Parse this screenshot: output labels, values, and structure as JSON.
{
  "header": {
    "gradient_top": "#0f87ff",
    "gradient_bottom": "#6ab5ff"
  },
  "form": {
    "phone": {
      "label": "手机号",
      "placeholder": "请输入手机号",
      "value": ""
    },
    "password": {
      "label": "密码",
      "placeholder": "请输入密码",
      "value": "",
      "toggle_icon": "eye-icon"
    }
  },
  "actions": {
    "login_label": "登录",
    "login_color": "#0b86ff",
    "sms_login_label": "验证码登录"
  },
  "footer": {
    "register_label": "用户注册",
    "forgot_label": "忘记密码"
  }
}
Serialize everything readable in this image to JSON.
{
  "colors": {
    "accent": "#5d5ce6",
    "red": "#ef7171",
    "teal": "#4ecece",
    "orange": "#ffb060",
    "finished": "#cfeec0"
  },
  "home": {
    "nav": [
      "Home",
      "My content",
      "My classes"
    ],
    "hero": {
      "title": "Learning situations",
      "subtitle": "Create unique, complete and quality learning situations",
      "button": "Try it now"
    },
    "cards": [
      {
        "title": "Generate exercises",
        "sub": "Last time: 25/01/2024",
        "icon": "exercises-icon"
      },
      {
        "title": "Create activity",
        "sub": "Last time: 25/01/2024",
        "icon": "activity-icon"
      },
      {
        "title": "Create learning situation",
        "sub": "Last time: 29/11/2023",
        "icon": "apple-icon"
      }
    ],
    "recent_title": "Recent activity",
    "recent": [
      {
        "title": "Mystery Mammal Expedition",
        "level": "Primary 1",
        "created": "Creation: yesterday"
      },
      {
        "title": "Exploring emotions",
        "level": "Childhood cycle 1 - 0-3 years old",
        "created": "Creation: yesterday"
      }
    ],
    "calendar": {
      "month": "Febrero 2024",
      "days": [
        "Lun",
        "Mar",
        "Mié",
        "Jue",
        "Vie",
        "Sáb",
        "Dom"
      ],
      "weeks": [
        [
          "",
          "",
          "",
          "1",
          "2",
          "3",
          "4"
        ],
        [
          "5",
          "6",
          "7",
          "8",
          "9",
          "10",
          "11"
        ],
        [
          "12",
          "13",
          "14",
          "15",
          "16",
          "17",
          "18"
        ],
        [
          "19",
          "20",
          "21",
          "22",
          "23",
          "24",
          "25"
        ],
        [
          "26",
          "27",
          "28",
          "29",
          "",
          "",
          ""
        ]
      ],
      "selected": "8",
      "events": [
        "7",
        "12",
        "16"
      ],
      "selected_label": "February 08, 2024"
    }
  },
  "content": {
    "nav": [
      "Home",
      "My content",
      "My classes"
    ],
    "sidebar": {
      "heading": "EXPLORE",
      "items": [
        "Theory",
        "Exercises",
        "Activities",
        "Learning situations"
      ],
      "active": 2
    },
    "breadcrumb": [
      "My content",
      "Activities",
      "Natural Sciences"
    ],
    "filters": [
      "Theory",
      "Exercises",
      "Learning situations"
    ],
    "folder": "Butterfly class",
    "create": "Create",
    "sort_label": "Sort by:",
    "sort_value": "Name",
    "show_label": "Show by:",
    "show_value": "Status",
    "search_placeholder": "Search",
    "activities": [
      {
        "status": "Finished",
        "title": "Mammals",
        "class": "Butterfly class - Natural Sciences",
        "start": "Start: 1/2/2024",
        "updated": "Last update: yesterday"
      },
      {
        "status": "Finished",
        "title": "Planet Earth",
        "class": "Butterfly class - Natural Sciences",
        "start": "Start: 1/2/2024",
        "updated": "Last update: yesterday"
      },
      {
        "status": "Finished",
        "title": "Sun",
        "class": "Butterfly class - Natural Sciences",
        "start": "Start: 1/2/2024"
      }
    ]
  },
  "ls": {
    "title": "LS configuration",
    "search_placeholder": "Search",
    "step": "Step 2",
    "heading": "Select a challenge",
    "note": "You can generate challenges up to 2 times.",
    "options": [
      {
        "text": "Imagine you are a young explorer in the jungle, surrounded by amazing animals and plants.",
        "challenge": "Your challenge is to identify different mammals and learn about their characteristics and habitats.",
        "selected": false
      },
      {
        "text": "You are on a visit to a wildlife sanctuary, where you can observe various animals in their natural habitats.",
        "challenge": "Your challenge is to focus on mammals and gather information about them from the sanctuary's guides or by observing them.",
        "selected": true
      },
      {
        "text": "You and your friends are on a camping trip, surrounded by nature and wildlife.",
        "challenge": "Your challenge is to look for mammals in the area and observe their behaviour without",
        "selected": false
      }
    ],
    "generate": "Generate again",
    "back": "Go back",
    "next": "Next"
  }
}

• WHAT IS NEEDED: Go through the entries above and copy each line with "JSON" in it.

• ANSWER BOX:
Parse this screenshot: output labels, values, and structure as JSON.
Serialize everything readable in this image to JSON.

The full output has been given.